┌────────

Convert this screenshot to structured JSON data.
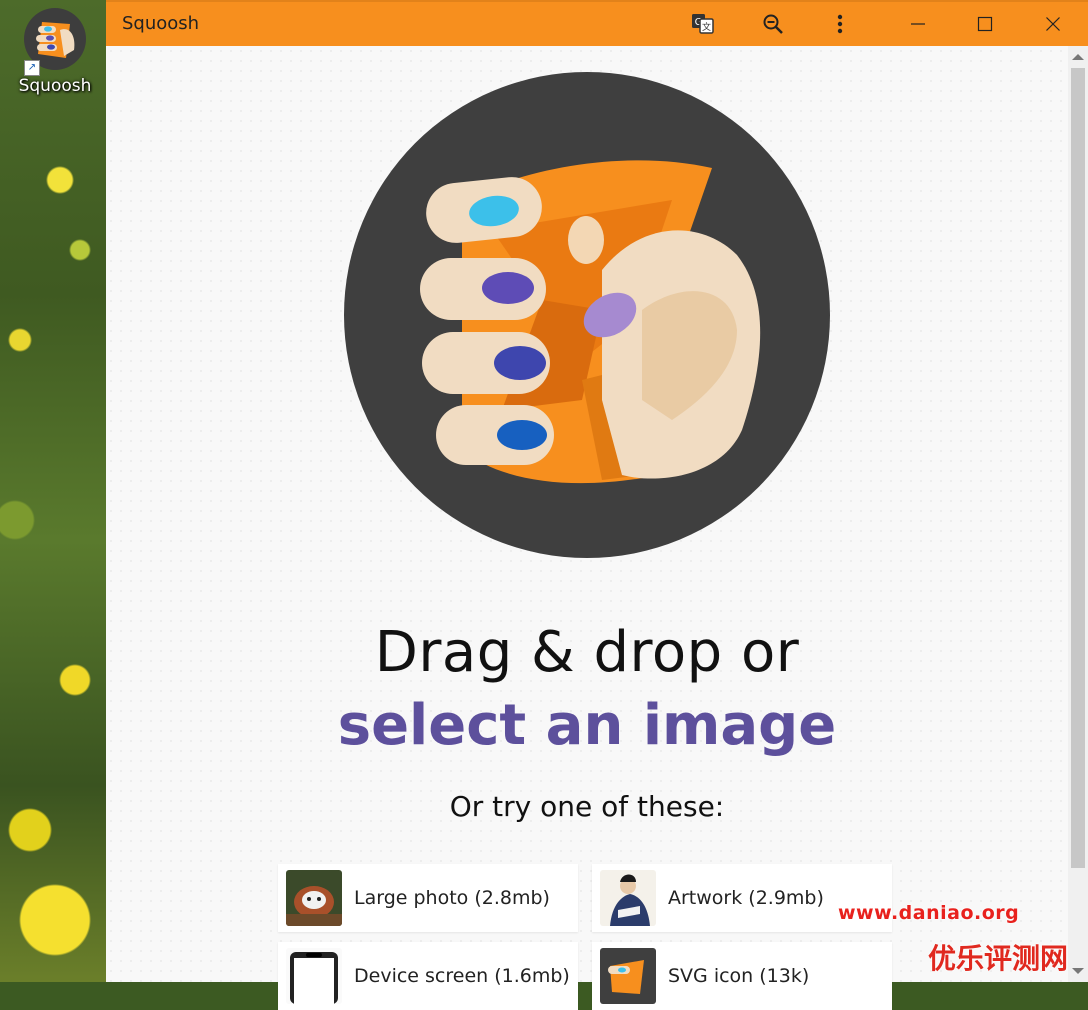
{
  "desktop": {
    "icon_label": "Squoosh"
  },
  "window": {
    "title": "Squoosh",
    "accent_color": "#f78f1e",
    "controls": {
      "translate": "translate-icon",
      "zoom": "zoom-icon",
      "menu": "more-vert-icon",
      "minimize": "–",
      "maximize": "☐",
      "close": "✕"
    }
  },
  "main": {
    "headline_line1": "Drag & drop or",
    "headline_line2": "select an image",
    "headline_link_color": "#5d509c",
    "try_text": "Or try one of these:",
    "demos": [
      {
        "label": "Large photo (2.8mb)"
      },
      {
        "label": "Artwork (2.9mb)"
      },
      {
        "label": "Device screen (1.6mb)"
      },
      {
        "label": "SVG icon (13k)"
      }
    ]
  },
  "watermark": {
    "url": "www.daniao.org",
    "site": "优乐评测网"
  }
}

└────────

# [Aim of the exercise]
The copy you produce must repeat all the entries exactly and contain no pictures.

# [Reply]
Convert this screenshot to structured JSON data.
{
  "desktop": {
    "icon_label": "Squoosh"
  },
  "window": {
    "title": "Squoosh",
    "accent_color": "#f78f1e",
    "controls": {
      "translate": "translate-icon",
      "zoom": "zoom-icon",
      "menu": "more-vert-icon",
      "minimize": "–",
      "maximize": "☐",
      "close": "✕"
    }
  },
  "main": {
    "headline_line1": "Drag & drop or",
    "headline_line2": "select an image",
    "headline_link_color": "#5d509c",
    "try_text": "Or try one of these:",
    "demos": [
      {
        "label": "Large photo (2.8mb)"
      },
      {
        "label": "Artwork (2.9mb)"
      },
      {
        "label": "Device screen (1.6mb)"
      },
      {
        "label": "SVG icon (13k)"
      }
    ]
  },
  "watermark": {
    "url": "www.daniao.org",
    "site": "优乐评测网"
  }
}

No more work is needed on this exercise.